The UK’s fast-growing “sharing economy” could be worth £9 billion by 2025, according to a new report from PwC.
The analysis considered many different sectors of the sharing economy, such as peer-to-peer finance – where users can take out loans from fellow users – and car sharing services – where travellers can hook up with drivers with empty car seats.
Some of these disruptive companies have been hailed as a potential solution to environmental challenges and the monopoly of high street banks. Some companies in the fledging sector are already valued in the billions.
“In some ways, the sharing economy is a throwback to the pre-industrial age, when village communities had to share resources to survive,” explained John Hawksworth, chief economist at PwC.
“They built up trust through repeated interactions with people they had known all their lives. Modern digital communications allow sharing to happen across a global village of consumers and providers, with trust established through electronic peer reviews.”
Currently, revenues are modest. PwC say the market is worth around £500 million to the UK economy, but they predict this sum could grow 18-fold over the next decade.
“The sharing economy is a result of long-term megatrends colliding together, driven mainly by advances in technology, resource scarcity and social change,” said PwC economist Robert Vaughan.

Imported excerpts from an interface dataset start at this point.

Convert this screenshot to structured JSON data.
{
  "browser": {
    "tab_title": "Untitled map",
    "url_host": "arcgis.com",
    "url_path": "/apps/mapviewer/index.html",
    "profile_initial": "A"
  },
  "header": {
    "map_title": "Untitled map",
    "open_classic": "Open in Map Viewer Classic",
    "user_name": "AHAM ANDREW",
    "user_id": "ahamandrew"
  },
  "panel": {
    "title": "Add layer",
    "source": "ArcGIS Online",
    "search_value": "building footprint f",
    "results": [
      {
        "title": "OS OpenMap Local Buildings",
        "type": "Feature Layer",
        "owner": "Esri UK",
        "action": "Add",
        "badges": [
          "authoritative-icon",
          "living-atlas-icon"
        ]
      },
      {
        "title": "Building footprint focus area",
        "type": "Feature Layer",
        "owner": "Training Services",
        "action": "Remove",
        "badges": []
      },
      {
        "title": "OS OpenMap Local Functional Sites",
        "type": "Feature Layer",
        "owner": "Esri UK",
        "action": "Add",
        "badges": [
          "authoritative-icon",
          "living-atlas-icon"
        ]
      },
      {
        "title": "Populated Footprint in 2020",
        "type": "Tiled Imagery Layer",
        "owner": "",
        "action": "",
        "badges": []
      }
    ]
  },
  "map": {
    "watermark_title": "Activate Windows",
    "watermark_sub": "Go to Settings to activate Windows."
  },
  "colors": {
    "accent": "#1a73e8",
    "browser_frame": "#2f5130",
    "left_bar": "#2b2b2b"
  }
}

“Over the next decade, our analysis highlights the potential for significant value to be created by five of its most prominent sectors, playing an ever more pronounced role in the commercial landscape.
“$15 billion (£9bn) of global revenues in these five sharing sectors today could rise to well over $300 billion by 2025.”

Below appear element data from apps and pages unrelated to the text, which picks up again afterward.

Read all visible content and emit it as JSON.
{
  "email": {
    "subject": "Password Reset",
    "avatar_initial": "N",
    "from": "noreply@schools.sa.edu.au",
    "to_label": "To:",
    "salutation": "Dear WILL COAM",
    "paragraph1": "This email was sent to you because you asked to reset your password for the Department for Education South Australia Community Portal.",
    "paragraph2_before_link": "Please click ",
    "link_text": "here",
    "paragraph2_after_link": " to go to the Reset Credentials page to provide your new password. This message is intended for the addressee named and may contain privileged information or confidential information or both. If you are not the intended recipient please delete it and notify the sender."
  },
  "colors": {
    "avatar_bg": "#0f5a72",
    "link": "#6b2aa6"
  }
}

The report warns there are “regulatory and fiscal barriers” that may prevent the sharing economy’s success, but Vaughan said the UK is well placed to become a world leader.

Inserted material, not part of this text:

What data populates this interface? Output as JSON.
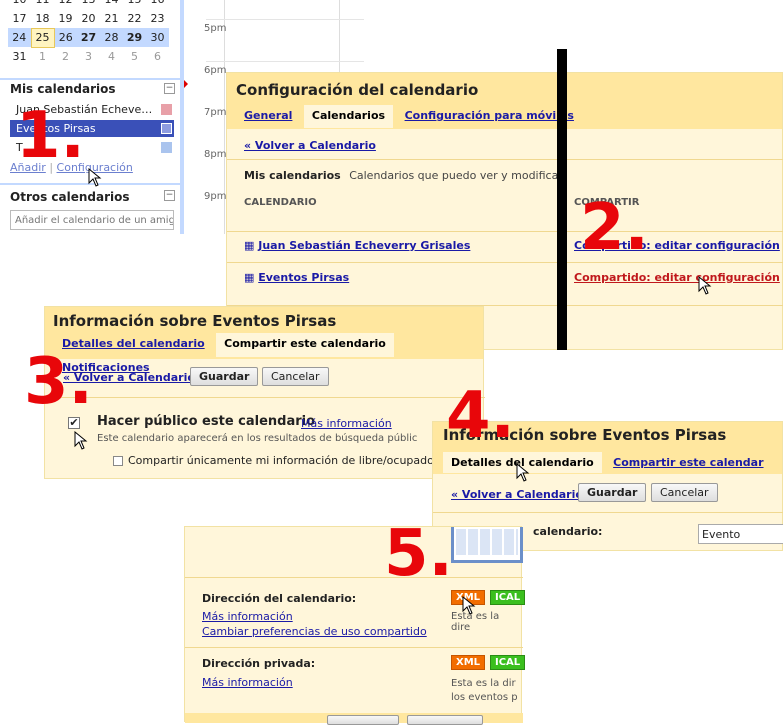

“”The UK is positioning itself to take advantage of this growth, developing progressive policies towards the sector,” he said.
“For example, the government recently brought insurance leaders together to work out how they can better serve sharing economy business models. And officials have just announced plans to remove laws controlling short-term rentals, opening up the door for short-term P2P accommodation sites to expand.”
Photo: Carlos Maya via Flickr